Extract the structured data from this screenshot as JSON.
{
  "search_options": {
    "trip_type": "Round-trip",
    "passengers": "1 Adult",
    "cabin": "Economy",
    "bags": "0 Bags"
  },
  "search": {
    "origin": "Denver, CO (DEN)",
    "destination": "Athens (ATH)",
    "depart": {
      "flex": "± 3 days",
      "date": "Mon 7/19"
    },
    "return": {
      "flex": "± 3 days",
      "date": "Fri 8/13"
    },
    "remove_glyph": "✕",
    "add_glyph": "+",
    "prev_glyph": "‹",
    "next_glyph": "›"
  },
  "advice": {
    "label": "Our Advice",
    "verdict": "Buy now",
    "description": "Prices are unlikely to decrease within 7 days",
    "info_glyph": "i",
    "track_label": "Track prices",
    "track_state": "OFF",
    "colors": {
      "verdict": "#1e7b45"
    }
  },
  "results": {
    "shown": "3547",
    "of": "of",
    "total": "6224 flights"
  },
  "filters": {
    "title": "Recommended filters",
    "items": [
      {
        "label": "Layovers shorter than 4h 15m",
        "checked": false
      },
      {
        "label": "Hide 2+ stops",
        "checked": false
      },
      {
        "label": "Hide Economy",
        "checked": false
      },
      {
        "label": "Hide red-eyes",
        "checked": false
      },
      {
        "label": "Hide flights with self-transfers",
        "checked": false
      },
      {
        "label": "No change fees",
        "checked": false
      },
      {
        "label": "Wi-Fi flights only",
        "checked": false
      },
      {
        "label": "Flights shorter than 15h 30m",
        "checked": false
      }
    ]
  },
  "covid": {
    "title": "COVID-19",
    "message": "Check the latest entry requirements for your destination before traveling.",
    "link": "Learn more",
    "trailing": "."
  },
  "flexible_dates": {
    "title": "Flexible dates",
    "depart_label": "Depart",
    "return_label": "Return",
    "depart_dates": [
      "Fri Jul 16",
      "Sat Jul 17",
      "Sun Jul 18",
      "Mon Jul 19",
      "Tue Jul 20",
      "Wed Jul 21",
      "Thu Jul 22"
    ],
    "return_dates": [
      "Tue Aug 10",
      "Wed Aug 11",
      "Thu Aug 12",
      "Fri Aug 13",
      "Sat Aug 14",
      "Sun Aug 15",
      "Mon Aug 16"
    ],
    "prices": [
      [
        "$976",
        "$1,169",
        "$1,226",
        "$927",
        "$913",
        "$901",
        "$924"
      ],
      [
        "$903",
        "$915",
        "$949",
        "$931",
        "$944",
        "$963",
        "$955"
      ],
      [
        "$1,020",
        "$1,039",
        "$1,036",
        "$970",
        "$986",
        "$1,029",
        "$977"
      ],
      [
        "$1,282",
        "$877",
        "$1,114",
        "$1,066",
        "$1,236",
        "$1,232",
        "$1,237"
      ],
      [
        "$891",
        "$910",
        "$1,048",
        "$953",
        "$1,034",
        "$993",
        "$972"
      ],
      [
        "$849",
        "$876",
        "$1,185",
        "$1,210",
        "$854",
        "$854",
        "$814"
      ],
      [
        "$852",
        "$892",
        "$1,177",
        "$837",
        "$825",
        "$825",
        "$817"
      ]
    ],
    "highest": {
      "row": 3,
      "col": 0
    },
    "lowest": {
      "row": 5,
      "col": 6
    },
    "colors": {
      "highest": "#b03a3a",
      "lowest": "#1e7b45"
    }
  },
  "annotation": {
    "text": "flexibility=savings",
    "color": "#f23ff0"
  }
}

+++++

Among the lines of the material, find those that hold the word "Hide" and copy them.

        "label": "Hide 2+ stops",
        "label": "Hide Economy",
        "label": "Hide red-eyes",
        "label": "Hide flights with self-transfers",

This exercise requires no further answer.